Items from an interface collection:
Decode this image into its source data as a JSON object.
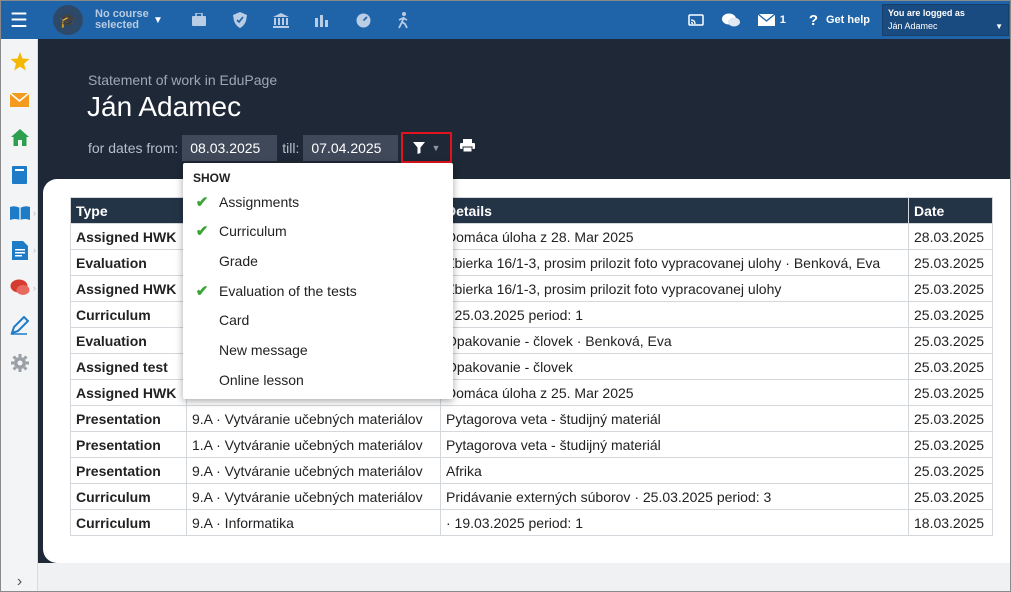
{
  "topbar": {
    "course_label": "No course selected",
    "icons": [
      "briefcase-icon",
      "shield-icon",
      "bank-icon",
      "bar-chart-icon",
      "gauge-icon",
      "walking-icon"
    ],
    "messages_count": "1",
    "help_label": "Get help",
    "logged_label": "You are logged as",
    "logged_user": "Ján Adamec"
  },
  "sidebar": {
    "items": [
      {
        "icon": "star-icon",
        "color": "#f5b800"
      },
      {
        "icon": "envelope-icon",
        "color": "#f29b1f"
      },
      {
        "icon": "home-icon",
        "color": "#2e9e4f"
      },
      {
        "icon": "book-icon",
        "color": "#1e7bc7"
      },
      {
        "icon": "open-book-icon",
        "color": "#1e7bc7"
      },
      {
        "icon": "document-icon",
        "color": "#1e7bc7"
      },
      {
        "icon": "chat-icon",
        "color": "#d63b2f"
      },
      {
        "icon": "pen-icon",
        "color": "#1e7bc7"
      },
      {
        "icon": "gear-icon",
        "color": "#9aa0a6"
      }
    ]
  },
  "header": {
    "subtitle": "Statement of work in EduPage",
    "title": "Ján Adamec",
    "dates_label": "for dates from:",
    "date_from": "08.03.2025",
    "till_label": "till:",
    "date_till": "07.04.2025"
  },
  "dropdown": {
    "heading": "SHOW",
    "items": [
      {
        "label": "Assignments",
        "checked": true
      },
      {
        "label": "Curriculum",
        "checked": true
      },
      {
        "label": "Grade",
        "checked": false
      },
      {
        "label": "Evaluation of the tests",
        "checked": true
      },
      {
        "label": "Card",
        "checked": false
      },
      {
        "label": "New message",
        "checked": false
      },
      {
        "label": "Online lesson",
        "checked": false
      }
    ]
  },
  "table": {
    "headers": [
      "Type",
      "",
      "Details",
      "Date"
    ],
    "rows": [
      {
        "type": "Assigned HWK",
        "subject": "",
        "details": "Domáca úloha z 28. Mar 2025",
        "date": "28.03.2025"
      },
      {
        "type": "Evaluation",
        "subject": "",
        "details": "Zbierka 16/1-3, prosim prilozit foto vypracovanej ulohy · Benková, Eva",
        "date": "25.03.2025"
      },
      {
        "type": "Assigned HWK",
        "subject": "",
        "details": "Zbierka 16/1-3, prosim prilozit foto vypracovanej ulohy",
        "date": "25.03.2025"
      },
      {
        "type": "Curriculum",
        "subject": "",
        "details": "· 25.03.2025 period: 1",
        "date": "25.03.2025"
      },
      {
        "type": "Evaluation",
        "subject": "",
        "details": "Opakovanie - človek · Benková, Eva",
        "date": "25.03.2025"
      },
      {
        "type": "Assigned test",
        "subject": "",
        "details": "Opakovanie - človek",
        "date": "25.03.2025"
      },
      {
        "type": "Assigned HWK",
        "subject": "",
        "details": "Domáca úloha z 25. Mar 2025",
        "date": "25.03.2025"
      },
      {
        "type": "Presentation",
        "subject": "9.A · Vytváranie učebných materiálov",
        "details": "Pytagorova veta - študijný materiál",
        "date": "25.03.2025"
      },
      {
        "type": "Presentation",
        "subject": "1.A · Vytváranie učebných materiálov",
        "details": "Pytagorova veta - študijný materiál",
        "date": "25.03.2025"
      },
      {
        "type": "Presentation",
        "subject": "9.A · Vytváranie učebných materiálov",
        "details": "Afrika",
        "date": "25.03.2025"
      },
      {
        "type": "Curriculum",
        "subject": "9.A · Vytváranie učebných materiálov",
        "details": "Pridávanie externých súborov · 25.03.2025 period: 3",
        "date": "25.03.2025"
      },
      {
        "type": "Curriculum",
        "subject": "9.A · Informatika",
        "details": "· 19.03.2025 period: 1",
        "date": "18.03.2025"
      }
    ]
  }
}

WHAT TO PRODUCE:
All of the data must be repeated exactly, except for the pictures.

YOUR SOLUTION:
Decode this image into its source data as a JSON object.
{
  "topbar": {
    "course_label": "No course selected",
    "icons": [
      "briefcase-icon",
      "shield-icon",
      "bank-icon",
      "bar-chart-icon",
      "gauge-icon",
      "walking-icon"
    ],
    "messages_count": "1",
    "help_label": "Get help",
    "logged_label": "You are logged as",
    "logged_user": "Ján Adamec"
  },
  "sidebar": {
    "items": [
      {
        "icon": "star-icon",
        "color": "#f5b800"
      },
      {
        "icon": "envelope-icon",
        "color": "#f29b1f"
      },
      {
        "icon": "home-icon",
        "color": "#2e9e4f"
      },
      {
        "icon": "book-icon",
        "color": "#1e7bc7"
      },
      {
        "icon": "open-book-icon",
        "color": "#1e7bc7"
      },
      {
        "icon": "document-icon",
        "color": "#1e7bc7"
      },
      {
        "icon": "chat-icon",
        "color": "#d63b2f"
      },
      {
        "icon": "pen-icon",
        "color": "#1e7bc7"
      },
      {
        "icon": "gear-icon",
        "color": "#9aa0a6"
      }
    ]
  },
  "header": {
    "subtitle": "Statement of work in EduPage",
    "title": "Ján Adamec",
    "dates_label": "for dates from:",
    "date_from": "08.03.2025",
    "till_label": "till:",
    "date_till": "07.04.2025"
  },
  "dropdown": {
    "heading": "SHOW",
    "items": [
      {
        "label": "Assignments",
        "checked": true
      },
      {
        "label": "Curriculum",
        "checked": true
      },
      {
        "label": "Grade",
        "checked": false
      },
      {
        "label": "Evaluation of the tests",
        "checked": true
      },
      {
        "label": "Card",
        "checked": false
      },
      {
        "label": "New message",
        "checked": false
      },
      {
        "label": "Online lesson",
        "checked": false
      }
    ]
  },
  "table": {
    "headers": [
      "Type",
      "",
      "Details",
      "Date"
    ],
    "rows": [
      {
        "type": "Assigned HWK",
        "subject": "",
        "details": "Domáca úloha z 28. Mar 2025",
        "date": "28.03.2025"
      },
      {
        "type": "Evaluation",
        "subject": "",
        "details": "Zbierka 16/1-3, prosim prilozit foto vypracovanej ulohy · Benková, Eva",
        "date": "25.03.2025"
      },
      {
        "type": "Assigned HWK",
        "subject": "",
        "details": "Zbierka 16/1-3, prosim prilozit foto vypracovanej ulohy",
        "date": "25.03.2025"
      },
      {
        "type": "Curriculum",
        "subject": "",
        "details": "· 25.03.2025 period: 1",
        "date": "25.03.2025"
      },
      {
        "type": "Evaluation",
        "subject": "",
        "details": "Opakovanie - človek · Benková, Eva",
        "date": "25.03.2025"
      },
      {
        "type": "Assigned test",
        "subject": "",
        "details": "Opakovanie - človek",
        "date": "25.03.2025"
      },
      {
        "type": "Assigned HWK",
        "subject": "",
        "details": "Domáca úloha z 25. Mar 2025",
        "date": "25.03.2025"
      },
      {
        "type": "Presentation",
        "subject": "9.A · Vytváranie učebných materiálov",
        "details": "Pytagorova veta - študijný materiál",
        "date": "25.03.2025"
      },
      {
        "type": "Presentation",
        "subject": "1.A · Vytváranie učebných materiálov",
        "details": "Pytagorova veta - študijný materiál",
        "date": "25.03.2025"
      },
      {
        "type": "Presentation",
        "subject": "9.A · Vytváranie učebných materiálov",
        "details": "Afrika",
        "date": "25.03.2025"
      },
      {
        "type": "Curriculum",
        "subject": "9.A · Vytváranie učebných materiálov",
        "details": "Pridávanie externých súborov · 25.03.2025 period: 3",
        "date": "25.03.2025"
      },
      {
        "type": "Curriculum",
        "subject": "9.A · Informatika",
        "details": "· 19.03.2025 period: 1",
        "date": "18.03.2025"
      }
    ]
  }
}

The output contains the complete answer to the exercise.